More than most writers working in comics these days, Mr Brian Michael Bendis loves him some batshit crazy villains. Don’t get me wrong, I totally see the attraction of that, and hey, some characters just are that way to begin with. I mean, if you’re writing Loki, you know that his basic deal is that he messes with people pretty much because messing with people is what he does. (Well, if you’re writing Loki and your name’s not Kieron Gillen, anyways.) But it’s more than that with Bendis.
I’ve talked before about how messed up the Skrull plan in Secret Invasion was. But don’t make the mistake of thinking that was an isolated example.
Norman Osborn. The Sentry.
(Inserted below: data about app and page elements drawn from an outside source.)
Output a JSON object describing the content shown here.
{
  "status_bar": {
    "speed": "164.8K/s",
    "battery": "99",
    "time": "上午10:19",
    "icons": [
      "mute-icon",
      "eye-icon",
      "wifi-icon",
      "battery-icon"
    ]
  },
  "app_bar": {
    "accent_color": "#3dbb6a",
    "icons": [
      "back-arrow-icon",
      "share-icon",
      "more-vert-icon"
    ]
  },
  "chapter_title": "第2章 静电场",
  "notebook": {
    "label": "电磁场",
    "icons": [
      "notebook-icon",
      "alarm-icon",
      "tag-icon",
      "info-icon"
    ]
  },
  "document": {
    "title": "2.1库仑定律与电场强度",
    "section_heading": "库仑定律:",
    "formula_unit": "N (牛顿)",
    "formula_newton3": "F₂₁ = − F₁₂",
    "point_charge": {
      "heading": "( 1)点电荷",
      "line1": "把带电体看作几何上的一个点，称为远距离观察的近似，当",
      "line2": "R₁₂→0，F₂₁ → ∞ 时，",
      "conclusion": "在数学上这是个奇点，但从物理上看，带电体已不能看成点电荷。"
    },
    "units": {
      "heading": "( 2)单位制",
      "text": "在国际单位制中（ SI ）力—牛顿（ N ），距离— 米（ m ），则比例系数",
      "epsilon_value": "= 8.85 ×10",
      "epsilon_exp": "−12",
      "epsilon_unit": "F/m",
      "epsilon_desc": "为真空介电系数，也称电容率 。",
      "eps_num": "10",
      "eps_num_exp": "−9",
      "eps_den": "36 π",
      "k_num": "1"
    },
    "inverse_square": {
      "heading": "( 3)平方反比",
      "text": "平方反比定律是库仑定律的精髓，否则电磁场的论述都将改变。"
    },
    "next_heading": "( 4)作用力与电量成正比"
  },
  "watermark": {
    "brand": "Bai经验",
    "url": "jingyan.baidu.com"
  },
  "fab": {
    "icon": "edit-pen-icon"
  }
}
Wonder Man. Wanda Maximoff. Veranke. All of them in one way or another, crazy. All of them nonsensically inconsistent in their plans and actions. And, it should go without saying, all of them written by Bendis. (And that’s just in the mainstream Marvel Universe. Ultimate Spider-Man has not lacked for crazy villains either.) It made a certain amount of sense with Wanda, who was drifting in and out of touch with reality – her perception of reality was inconsistent, it logically followed that her interactions with it would be. On the other hand, Osborn and Veranke in particular were depicted as super-smart schemers. And while there’s a case to be made for both of them that their egos brought them undone, that’s not a case that was made in the comics themselves.
Bendis likes to claim that it’s perfectly reasonable for their plans to not make sense, because they’re crazy. Unfortunately, that’s not how crazy tends to work. Crazy people’s actions might not make sense to us, but they should at least make sense to them. There should be an internal logic to them, and they should not be blind to the lack of it. It’s stupid people whose plans make no sense – and to give Bendis his due, he writes those villains well.
I’m not saying that his writing isn’t entertaining, because it is. For all that his characters tend to sound a little alike, Bendis still writes some of the best dialogue anywhere. It’s sharp, witty and naturalistic.
It’s just that he’s found this one lazy crutch for his writing, and used it pretty much to death. It’s time to move on. Bendis is one of the best writers currently working for Marvel. But he needs to challenge himself more. Recycling the same few ideas over and over is a disservice to his own talent, and to the reader.
Unfortunately, it seems that the next big Avengers plotline is going to be a rematch with Norman Osborn, so we’re not moving on any time soon. Alas.